Bastille Day Celebration
First the prayers, then the prandial pleasures! Traditionally, the Mass in French for the Bastille Day Celebration has taken place at St. Louis Cathedral, but for 2014, the venue was Holy Name of Jesus Church on St. Charles Avenue with pastor the Rev. Eddie Gros, S.J., as the presider and homilist. Assisting were Deacon Ron Guidry, organist Jonathan Szymanski, cantor Megan Rhianne Mitchell, Damien Regnard for the introduction, readers Charles Regnard and Katherine Gracki, and intercessionist Colette Stelly. Special guests at the Mass were Consul General Jean-Claude and Muriel Brunet and their three children, Jean-Alexandre, Bettina and Virgile.

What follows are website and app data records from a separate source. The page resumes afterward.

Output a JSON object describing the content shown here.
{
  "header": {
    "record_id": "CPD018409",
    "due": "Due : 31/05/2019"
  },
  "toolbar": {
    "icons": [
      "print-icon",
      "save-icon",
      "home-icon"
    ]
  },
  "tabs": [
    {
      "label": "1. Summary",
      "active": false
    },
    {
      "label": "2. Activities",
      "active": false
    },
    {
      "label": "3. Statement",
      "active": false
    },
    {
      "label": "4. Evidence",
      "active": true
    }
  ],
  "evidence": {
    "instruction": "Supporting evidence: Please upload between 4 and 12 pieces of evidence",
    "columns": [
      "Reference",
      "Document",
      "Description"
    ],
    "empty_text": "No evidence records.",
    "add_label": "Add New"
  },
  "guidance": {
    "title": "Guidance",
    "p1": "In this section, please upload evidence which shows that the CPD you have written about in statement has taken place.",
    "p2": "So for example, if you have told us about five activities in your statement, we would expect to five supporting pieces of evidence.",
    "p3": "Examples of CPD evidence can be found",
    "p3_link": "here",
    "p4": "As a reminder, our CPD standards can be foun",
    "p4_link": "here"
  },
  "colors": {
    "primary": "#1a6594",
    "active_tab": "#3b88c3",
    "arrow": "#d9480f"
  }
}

Continuing with tradition was the Commander’s Palace-housed “Dejeuner (or Luncheon),” that focused on gumbo du jour, wild white shrimp remoulade, grillades and cheese grits, and a praline parfait.
Breaking French bread in the restaurant’s Coliseum Room II and savoring the socializing were the five Brunets; David Gooch with fiancée Julia Nuzum and her mother, Janet Russell Abadie; Phillip Mollere with Linda Bizzaro and guest Michel Spichiger; Dr. Roger D. Smith and spouse Georgie; Dr. James “Jim” Reynolds with Marilyn Rusovich; George Cassard with Susan Couvillon; Dr. Ricardo and Dolly Dean Martinez; Louis R. Koerner Jr.; Kim Porter; Dr. Hugh Robertson with Jane Guild; Edwin Fleischmann with Ruby Shrieves; Jeanne Williams; and Dianne Huber. Several were representatives of various French societies, such as Les Causeries du Lundi, France-Amerique, L’Union Française, and the hosting BDC.
Singing added the perfect French fillip. The above Hugh Robertson, a trained singer, led the group in “La Marseillaise,” France’s national anthem. Rousing applause followed. The day also happened to be the birthday of Muriel Brunet and the Commander’s Palace Dixieland Trio performed with all attendees joining in a spirited “Happy Birthday.”